DESCRIPTION OF THE TASK: Could you write out the records below exactly as they appear?

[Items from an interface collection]

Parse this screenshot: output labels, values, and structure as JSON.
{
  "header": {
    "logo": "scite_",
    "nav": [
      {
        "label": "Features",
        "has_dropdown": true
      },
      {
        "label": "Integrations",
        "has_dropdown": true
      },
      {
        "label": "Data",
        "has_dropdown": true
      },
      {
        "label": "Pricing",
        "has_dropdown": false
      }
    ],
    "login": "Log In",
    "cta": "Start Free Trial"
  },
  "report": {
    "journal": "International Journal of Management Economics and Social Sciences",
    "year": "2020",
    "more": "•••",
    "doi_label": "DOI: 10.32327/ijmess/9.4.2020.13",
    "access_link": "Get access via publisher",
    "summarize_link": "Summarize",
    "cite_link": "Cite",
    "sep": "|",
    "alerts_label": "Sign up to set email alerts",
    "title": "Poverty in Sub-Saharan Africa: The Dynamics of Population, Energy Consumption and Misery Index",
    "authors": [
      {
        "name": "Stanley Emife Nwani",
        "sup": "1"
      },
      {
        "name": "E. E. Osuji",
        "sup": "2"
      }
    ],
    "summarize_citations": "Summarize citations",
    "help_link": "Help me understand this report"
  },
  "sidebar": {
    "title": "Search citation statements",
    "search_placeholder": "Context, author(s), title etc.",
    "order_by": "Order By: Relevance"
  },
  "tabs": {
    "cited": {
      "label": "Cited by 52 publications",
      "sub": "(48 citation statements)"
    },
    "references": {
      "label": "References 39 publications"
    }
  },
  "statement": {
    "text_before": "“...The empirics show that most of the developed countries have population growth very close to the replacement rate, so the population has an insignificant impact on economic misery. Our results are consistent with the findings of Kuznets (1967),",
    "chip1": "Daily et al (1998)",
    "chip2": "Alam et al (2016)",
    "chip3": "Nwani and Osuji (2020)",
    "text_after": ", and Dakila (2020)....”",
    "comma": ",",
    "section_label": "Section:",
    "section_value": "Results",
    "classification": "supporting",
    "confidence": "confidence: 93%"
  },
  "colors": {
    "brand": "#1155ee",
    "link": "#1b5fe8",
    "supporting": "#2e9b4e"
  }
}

TASK RESPONSE:
Parse this screenshot: output labels, values, and structure as JSON.
{
  "header": {
    "logo": "scite_",
    "nav": [
      {
        "label": "Features",
        "has_dropdown": true
      },
      {
        "label": "Integrations",
        "has_dropdown": true
      },
      {
        "label": "Data",
        "has_dropdown": true
      },
      {
        "label": "Pricing",
        "has_dropdown": false
      }
    ],
    "login": "Log In",
    "cta": "Start Free Trial"
  },
  "report": {
    "journal": "International Journal of Management Economics and Social Sciences",
    "year": "2020",
    "more": "•••",
    "doi_label": "DOI: 10.32327/ijmess/9.4.2020.13",
    "access_link": "Get access via publisher",
    "summarize_link": "Summarize",
    "cite_link": "Cite",
    "sep": "|",
    "alerts_label": "Sign up to set email alerts",
    "title": "Poverty in Sub-Saharan Africa: The Dynamics of Population, Energy Consumption and Misery Index",
    "authors": [
      {
        "name": "Stanley Emife Nwani",
        "sup": "1"
      },
      {
        "name": "E. E. Osuji",
        "sup": "2"
      }
    ],
    "summarize_citations": "Summarize citations",
    "help_link": "Help me understand this report"
  },
  "sidebar": {
    "title": "Search citation statements",
    "search_placeholder": "Context, author(s), title etc.",
    "order_by": "Order By: Relevance"
  },
  "tabs": {
    "cited": {
      "label": "Cited by 52 publications",
      "sub": "(48 citation statements)"
    },
    "references": {
      "label": "References 39 publications"
    }
  },
  "statement": {
    "text_before": "“...The empirics show that most of the developed countries have population growth very close to the replacement rate, so the population has an insignificant impact on economic misery. Our results are consistent with the findings of Kuznets (1967),",
    "chip1": "Daily et al (1998)",
    "chip2": "Alam et al (2016)",
    "chip3": "Nwani and Osuji (2020)",
    "text_after": ", and Dakila (2020)....”",
    "comma": ",",
    "section_label": "Section:",
    "section_value": "Results",
    "classification": "supporting",
    "confidence": "confidence: 93%"
  },
  "colors": {
    "brand": "#1155ee",
    "link": "#1b5fe8",
    "supporting": "#2e9b4e"
  }
}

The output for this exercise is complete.